Items from a data source:

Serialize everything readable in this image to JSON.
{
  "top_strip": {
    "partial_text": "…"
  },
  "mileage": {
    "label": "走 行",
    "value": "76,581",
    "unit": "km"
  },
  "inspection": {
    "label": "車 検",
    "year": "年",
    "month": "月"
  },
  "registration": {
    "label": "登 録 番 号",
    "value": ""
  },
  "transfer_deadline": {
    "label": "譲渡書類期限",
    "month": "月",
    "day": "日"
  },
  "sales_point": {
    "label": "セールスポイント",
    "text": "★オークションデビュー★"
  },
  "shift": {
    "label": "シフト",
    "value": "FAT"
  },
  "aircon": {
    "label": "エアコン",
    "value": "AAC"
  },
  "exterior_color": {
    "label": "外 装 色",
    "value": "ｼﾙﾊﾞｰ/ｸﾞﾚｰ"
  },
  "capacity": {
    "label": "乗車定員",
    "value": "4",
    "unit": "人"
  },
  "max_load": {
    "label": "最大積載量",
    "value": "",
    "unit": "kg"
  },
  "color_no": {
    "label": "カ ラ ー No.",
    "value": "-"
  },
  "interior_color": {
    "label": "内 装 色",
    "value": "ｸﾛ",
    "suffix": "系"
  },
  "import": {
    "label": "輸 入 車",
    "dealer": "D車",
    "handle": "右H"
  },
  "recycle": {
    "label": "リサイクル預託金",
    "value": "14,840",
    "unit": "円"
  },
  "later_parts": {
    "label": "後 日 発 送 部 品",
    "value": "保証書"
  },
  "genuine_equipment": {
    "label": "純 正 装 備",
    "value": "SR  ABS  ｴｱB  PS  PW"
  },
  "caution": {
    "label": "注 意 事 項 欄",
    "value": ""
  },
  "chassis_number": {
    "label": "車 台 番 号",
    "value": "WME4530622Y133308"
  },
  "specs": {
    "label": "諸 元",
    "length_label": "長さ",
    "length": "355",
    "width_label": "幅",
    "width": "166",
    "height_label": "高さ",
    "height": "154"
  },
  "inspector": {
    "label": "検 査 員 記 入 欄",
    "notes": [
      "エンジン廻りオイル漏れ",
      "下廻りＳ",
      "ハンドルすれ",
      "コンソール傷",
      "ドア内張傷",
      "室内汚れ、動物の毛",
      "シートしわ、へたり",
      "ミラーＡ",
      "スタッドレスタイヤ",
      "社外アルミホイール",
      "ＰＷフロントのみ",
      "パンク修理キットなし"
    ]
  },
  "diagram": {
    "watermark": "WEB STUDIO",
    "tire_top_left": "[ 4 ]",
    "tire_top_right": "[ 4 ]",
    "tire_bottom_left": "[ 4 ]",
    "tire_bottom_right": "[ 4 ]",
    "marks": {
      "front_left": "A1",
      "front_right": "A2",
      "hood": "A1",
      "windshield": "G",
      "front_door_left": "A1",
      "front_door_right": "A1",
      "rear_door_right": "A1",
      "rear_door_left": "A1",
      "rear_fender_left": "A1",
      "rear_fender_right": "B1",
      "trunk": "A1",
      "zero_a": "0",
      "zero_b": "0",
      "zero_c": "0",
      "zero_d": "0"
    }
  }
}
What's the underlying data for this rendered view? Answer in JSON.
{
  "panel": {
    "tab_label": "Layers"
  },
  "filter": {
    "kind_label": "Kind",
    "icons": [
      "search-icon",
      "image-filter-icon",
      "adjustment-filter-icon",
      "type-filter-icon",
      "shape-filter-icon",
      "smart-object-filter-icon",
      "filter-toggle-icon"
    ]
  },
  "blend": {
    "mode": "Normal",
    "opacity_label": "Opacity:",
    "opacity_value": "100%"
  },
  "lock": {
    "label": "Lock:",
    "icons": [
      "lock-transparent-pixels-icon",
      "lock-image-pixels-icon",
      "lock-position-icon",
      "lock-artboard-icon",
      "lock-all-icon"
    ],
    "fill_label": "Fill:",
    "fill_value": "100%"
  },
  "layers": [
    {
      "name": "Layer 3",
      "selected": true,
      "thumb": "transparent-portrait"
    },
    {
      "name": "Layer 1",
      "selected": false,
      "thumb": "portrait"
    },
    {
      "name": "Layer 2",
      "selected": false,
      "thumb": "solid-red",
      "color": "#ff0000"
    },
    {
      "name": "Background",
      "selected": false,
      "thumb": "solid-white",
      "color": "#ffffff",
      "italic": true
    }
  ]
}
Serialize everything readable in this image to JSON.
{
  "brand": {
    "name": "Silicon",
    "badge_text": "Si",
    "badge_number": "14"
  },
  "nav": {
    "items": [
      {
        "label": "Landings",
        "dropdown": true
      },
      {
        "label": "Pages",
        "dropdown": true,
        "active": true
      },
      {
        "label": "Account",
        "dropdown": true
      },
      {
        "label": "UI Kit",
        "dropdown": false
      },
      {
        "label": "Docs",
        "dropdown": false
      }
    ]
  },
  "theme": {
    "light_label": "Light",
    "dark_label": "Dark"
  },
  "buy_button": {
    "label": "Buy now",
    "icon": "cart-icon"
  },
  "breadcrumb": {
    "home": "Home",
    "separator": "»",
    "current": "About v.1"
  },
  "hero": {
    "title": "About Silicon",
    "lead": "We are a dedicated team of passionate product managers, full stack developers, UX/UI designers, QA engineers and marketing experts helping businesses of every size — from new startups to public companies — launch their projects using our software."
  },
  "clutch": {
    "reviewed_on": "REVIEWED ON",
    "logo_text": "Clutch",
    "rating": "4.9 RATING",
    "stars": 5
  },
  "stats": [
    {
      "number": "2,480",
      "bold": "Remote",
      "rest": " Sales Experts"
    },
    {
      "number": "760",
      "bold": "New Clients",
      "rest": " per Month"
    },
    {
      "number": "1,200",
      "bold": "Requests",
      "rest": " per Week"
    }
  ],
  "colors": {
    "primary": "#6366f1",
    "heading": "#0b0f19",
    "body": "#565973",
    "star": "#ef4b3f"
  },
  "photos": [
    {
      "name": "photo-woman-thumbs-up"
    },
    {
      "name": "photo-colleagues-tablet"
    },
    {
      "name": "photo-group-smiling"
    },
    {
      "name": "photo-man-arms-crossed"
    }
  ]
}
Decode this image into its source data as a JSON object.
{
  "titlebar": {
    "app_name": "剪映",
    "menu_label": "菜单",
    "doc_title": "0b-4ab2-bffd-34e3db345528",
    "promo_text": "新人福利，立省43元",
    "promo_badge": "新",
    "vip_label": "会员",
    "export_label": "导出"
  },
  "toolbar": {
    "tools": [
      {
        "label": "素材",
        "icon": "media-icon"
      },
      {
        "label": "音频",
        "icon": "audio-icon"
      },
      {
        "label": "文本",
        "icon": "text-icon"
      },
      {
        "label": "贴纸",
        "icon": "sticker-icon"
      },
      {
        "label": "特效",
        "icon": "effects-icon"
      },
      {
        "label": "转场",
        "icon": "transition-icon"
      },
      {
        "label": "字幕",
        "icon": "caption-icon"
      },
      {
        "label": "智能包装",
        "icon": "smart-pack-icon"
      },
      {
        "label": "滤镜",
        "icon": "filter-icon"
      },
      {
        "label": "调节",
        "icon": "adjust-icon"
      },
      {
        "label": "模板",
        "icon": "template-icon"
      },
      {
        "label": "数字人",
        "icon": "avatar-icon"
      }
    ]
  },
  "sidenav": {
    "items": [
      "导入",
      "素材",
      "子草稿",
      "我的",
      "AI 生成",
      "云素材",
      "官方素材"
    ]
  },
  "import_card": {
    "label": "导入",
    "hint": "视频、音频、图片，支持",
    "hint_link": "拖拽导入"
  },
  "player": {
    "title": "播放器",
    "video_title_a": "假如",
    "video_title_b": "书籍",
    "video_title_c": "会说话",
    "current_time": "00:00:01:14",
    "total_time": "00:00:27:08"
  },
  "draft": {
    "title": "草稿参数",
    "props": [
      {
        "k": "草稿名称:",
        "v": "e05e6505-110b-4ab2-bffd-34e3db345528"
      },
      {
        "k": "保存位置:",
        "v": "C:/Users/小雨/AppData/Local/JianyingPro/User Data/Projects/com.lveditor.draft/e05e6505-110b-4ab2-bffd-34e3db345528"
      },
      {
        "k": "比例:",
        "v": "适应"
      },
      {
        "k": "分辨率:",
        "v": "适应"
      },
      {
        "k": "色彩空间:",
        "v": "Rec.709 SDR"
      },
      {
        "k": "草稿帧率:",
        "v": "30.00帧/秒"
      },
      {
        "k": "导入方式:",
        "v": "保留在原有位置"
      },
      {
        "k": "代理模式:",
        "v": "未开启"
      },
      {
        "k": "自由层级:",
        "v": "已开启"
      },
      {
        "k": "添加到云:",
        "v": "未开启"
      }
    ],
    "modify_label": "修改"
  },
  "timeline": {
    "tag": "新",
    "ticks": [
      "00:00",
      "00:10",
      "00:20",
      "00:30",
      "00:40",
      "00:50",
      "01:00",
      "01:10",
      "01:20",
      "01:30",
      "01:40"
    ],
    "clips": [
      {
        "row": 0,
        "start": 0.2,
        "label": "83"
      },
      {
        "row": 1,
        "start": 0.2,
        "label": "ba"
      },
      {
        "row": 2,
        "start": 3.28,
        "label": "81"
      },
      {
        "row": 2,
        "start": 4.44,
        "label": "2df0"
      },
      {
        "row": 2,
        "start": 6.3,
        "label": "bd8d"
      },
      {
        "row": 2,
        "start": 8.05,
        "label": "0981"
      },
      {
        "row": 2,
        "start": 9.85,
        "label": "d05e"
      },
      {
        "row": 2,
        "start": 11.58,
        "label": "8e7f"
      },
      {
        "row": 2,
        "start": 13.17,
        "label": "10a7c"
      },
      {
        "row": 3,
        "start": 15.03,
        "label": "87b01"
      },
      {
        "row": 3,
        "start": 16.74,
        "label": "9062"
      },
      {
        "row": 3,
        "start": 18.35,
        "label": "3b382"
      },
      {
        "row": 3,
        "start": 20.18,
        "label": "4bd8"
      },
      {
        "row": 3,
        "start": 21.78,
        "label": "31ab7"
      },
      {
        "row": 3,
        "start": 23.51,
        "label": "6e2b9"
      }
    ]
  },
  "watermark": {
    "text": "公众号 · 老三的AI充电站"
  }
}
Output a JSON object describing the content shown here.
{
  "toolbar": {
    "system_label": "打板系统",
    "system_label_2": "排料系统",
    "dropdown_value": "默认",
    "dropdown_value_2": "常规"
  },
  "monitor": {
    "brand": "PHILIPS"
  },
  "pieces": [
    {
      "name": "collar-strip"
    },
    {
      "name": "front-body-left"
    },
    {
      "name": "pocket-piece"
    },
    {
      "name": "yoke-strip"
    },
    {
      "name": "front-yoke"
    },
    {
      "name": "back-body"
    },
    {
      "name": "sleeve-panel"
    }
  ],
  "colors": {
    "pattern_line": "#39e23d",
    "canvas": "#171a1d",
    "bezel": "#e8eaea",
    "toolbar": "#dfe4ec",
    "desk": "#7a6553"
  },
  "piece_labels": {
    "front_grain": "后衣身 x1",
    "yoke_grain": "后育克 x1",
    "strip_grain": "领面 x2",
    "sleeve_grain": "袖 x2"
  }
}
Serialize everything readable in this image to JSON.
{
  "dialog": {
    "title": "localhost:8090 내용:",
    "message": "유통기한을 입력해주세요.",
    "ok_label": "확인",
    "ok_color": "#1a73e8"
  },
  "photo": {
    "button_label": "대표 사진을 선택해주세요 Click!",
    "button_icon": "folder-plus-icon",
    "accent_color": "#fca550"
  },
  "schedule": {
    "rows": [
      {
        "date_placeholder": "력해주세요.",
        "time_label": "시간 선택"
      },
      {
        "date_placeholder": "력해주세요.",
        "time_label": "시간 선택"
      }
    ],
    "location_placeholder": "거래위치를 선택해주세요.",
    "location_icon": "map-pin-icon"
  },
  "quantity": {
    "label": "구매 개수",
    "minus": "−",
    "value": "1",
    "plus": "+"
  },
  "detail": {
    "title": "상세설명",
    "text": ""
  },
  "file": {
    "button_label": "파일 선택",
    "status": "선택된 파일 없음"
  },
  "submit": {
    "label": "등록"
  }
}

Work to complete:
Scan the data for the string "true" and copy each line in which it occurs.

Result:
      "selected": true,
      "italic": true
        "dropdown": true
        "dropdown": true,
        "active": true
        "dropdown": true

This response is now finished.